When the NAACP called for a moratorium on charter schools last fall, the group’s president and CEO Cornell Brooks said the group wanted a “reasoned pause,” not a “doomsday destruction” of charters.
Still, it ignited a firestorm among charter school supporters and sparked a series of hearings nationwide, the last of which was held Thursday in New York City. But rather than a heated debate, the panelists and public speakers took pains to find common ground.
“We cannot have a situation where schools are pitted against each other,” Randi Weingarten, president of the American Federation of Teachers, told the packed auditorium at Harlem Hospital Center.
Many panelists said the problem wasn’t school choice, but the fact that too many parents felt compelled to seek alternatives to struggling district schools.
“If you go into communities where education is working, you don’t see people scrambling around, trying to figure out what school to put their child in,” said Lester Young, a member of the state Board of Regents. “We have communities in New York City right now where parents say there is not one middle school I can place my child in. Now, that’s the issue.”
Still, many of the speakers also acknowledged problems with charter schools, particularly in states where the laws governing them are more lax than they are in New York.
“We want to make sure that those schools are going to accept students that have special needs,” said Rebecca Pringle, vice president of the National Education Association. “We want to make sure that we do not create separate systems that are unequal.”
The charter school advocates on the panel seemed to agree that some charters weren’t working. They were quick to denounce for-profit charters, for instance. “For-profit operators have no business in education,” said Katie Duffy, CEO of Democracy Prep Charter School. Our children “are not assets and liabilities and they shouldn’t be treated as such.”

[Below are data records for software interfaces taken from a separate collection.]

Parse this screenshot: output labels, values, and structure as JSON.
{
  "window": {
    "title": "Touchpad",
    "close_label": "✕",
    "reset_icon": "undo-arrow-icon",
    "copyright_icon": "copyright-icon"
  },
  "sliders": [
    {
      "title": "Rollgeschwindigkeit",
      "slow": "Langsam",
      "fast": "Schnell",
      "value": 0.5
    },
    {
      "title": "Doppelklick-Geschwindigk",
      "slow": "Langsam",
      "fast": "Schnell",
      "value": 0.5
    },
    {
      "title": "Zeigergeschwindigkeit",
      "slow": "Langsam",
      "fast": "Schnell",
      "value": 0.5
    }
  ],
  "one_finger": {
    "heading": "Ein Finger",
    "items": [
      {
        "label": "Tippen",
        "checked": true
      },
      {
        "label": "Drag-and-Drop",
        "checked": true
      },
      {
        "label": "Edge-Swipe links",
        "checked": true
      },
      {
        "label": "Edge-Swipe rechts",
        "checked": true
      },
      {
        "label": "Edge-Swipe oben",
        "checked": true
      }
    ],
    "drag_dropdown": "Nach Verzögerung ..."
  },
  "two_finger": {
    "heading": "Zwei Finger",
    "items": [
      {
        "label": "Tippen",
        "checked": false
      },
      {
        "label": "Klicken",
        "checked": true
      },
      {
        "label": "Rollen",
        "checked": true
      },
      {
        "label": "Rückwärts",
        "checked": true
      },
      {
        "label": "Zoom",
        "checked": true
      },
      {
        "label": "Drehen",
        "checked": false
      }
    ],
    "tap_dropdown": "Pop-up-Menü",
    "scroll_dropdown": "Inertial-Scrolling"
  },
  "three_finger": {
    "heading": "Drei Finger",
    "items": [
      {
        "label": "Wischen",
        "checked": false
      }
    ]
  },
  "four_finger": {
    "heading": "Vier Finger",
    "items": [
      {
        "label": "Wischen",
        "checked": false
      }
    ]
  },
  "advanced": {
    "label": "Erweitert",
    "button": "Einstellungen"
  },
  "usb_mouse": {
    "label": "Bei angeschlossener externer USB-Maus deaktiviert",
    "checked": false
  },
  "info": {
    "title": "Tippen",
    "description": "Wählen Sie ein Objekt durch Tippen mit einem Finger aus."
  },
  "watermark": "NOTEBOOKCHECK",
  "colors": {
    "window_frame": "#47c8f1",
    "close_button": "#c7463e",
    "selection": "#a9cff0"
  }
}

Rafiq Kalam id-Din II, who founded a charter school in Bedford-Stuyvesant, spoke about the need for more schools like his, founded and staffed by black and Hispanic community members. Without naming names, he called out charter schools that believe “if you don’t sit a certain way, you can’t learn” or are using suspension as a “first response” rather than a last resort.
“Criminalizing the behavior of our children — there should be a moratorium on that,” he said.
But it was Nyla Jenkins, 7, a first-grader at KIPP STAR Harlem College Prep Charter School, who drew the most applause of the night when she took the microphone and declared herself a junior lifetime member of the NAACP. “Let’s find a solution for all of us,” she said.